Throughout all that slow descent, then several circles of sketchy zero and many more of incremental climb, the maestro never moved a wing! Only several hundred feet up did it finally flap a couple times, not to get higher, but to generate speed for a steeper bank into the thermal’s accelerating core. Simultaneous with that, the little whirlygust gave a hushed aeroacoustic growl, pulled up its invisible trap door and left the earth for good.

Ten minutes later the maestro had specked out and gone, both times the same, three years apart. I’ll never prove that having witnessed those twin tours de force has somehow enhanced my own buoyancy in a slew of lowdown dig outs — nor can you prove it hasn’t. One of us knows the truth.

Big picture though, it’s hawks and eagles who serve as our premier soaring tutors. They fly like saintly warlocks, fierce yet dispassionate, low and very high, slow and very fast. What’s more, they have the nerve to hold position when we intrude. From any remote distance, just head straight at them, they won’t care. Not much reason to worry about ever hitting one, they’re way too quick for that. They’ll either ignore you completely or stare back in defiance, challenging you to stay with them in the very best lift.

It’s simple stuff, in principle. Centering your turn around a bird’s smaller one – the same direction of course – also makes it easier to observe. And here’s where this gets interesting. You’ll see they seldom fly many consecutive circles without some change in attitude… or direction. Raptors don’t need rules of the road; results are all that matter. Consider their every move as optimized to extract more energy from that particular situation, and do what you can to follow their lead. (Plus, if you’ve got the brain space, try to visualize more of what their singular fight paths imply about surrounding airflow.)

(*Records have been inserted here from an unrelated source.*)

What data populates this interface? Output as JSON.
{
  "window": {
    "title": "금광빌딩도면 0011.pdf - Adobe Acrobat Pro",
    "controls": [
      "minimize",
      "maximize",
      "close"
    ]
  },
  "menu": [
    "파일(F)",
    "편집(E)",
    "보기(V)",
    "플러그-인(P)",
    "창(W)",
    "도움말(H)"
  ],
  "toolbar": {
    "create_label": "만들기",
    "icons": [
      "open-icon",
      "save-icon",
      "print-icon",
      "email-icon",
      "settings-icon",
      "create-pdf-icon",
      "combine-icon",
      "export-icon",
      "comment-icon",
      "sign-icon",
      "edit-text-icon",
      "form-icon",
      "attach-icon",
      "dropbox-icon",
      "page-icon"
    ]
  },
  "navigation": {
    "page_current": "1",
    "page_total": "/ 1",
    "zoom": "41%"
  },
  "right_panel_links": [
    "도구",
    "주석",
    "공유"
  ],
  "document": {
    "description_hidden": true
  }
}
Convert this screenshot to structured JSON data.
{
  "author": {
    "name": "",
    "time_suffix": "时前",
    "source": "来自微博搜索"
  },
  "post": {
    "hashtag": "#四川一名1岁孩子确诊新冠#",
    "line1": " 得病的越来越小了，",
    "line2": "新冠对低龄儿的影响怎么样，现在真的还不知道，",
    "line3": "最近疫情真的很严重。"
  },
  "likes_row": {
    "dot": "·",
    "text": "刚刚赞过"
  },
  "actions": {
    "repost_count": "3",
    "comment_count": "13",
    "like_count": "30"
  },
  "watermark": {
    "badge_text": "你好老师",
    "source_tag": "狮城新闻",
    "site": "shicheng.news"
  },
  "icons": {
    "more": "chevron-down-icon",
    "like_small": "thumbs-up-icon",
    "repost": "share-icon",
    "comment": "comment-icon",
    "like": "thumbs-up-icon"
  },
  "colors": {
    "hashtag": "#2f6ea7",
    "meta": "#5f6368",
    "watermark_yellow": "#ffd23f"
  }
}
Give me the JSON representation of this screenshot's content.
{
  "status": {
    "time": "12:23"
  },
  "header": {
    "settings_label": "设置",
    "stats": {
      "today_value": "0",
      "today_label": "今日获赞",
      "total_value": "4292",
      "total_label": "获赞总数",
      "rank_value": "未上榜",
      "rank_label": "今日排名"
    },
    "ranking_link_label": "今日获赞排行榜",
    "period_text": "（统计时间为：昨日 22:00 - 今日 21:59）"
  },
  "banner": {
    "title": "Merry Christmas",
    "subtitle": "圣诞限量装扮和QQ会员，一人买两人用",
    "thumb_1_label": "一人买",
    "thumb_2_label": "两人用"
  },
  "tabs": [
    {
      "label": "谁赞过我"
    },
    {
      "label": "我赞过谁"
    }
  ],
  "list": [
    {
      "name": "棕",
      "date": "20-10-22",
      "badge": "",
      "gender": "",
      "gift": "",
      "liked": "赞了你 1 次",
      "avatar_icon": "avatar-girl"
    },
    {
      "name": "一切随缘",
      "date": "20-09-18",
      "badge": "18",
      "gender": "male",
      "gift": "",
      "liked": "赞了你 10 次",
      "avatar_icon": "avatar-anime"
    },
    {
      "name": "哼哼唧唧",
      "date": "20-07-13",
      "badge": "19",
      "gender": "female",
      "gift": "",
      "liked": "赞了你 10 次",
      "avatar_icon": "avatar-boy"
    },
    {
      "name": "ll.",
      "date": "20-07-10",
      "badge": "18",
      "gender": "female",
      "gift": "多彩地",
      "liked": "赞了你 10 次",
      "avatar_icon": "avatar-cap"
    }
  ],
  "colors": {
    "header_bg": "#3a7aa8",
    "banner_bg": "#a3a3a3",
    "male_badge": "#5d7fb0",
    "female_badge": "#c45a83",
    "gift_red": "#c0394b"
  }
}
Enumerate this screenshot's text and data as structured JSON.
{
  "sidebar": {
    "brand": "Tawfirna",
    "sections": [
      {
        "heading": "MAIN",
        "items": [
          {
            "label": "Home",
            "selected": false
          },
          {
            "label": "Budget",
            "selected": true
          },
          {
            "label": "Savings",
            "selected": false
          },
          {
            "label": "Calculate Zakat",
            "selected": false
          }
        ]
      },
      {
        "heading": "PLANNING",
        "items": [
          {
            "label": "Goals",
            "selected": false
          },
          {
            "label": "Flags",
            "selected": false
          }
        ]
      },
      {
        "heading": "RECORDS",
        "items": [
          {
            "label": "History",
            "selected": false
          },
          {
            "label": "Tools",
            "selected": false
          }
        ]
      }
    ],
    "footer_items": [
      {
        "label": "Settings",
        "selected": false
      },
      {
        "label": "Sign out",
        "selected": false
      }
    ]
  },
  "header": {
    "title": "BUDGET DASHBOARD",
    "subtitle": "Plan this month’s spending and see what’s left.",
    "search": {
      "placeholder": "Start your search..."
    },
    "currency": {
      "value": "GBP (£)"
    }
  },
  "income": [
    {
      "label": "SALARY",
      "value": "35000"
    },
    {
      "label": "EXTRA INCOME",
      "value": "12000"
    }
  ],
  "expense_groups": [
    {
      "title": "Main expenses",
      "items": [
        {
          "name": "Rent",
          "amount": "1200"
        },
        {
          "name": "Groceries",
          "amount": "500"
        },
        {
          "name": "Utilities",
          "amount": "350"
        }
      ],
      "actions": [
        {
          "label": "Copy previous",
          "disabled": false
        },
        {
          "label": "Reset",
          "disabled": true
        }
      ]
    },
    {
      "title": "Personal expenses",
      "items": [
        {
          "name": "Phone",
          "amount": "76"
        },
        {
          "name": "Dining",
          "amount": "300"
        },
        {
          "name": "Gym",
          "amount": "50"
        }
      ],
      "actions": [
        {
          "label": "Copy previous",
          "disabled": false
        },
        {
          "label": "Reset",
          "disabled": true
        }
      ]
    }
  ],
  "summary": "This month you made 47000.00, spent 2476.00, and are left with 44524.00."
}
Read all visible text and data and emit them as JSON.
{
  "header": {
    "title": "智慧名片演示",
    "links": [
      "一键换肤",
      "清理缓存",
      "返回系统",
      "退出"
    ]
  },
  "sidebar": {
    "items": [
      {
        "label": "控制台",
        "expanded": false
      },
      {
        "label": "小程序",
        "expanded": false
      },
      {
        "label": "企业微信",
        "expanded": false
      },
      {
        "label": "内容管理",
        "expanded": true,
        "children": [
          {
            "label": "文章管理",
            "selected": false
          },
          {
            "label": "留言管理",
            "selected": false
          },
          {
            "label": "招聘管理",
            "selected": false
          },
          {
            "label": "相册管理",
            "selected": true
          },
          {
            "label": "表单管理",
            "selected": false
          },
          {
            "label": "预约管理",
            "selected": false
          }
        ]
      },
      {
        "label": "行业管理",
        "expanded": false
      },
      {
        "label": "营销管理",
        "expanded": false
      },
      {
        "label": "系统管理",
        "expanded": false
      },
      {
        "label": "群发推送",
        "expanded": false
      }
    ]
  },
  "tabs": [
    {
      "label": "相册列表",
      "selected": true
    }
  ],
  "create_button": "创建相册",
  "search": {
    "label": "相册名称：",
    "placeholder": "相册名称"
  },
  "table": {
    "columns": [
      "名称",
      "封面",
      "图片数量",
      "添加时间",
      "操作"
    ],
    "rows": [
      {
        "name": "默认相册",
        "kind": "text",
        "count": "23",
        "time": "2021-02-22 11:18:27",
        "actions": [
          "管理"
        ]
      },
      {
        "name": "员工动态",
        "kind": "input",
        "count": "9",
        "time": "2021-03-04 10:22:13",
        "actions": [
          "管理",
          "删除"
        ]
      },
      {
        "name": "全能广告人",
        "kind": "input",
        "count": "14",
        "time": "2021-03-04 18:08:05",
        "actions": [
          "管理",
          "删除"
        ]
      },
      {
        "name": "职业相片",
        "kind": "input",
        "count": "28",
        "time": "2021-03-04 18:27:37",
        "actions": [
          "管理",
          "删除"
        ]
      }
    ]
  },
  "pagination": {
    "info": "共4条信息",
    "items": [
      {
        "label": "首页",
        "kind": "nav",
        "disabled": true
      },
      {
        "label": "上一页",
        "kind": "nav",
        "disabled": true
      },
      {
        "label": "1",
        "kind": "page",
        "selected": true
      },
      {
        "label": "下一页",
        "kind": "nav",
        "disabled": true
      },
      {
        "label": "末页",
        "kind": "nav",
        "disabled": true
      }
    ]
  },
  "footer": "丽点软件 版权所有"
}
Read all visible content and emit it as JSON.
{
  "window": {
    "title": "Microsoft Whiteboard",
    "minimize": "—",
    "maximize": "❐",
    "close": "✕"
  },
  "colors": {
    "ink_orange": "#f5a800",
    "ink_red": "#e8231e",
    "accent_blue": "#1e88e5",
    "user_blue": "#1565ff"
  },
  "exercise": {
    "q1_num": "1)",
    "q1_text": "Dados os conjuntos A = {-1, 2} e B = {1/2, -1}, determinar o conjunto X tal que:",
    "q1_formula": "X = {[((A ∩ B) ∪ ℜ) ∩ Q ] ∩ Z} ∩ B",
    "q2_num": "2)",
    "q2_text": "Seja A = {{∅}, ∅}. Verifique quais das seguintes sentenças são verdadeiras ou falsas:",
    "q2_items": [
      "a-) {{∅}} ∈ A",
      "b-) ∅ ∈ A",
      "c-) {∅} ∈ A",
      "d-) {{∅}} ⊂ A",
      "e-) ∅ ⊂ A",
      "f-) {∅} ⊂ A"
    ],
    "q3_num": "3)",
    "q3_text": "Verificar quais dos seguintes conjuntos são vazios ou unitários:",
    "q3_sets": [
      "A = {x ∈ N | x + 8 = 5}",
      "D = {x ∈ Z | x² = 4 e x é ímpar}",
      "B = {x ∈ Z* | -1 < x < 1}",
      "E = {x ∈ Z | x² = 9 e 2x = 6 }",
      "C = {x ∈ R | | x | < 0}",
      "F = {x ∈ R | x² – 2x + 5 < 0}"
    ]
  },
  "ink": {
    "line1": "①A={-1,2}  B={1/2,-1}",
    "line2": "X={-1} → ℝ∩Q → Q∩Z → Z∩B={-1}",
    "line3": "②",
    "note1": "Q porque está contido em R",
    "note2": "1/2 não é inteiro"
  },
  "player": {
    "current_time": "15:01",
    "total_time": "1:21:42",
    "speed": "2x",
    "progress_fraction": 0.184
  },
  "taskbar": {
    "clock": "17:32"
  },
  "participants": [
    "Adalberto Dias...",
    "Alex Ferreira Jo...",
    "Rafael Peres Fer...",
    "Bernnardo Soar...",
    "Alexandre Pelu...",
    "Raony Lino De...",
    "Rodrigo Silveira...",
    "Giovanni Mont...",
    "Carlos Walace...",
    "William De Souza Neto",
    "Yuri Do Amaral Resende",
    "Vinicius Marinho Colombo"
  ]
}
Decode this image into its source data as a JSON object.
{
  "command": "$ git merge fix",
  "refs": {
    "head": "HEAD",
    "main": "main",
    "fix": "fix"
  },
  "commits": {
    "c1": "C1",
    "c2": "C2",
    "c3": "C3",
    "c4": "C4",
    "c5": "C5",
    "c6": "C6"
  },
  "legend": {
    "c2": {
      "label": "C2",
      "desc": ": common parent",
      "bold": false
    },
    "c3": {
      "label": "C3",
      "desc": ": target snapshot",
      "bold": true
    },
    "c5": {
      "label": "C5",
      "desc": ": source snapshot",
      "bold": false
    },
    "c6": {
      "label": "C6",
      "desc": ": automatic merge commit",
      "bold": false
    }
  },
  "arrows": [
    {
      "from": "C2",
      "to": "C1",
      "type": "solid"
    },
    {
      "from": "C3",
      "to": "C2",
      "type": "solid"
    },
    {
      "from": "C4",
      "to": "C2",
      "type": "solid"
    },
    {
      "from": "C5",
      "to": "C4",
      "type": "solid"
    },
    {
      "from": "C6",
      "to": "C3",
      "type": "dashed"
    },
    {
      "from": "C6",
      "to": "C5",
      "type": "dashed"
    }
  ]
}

Wherever right of way does become an issue, just do what wise glider pilots always should, and give it up! Any bird will shy away at the last instant – if it sees you – but when you fear it may not and contact seems imminent, one rule always applies. Their first defensive strategy is to dive, so never fly directly under one, and when they’re right at eye level, don’t lower your wing it, raise it. More than once, I’ve gladly pulled my craft into a stall to assure safe passage for both vessels. Shrewd bargain if you think about it.

All these feathered exemplars will outclimb us with embarrassing quickness, and that’s okay. In the whole world, there’s no better opportunity to study how they do it and find ways to emulate perfection. We have few sure things in soaring, but IFR comes close.


Kudos this week go to Ed Fleming for his first solo flight.  Congratulations Ed!

And for the coming week, lite winds and temps approaching 100 should bring classic midsummer soaring conditions, possibly improving each day.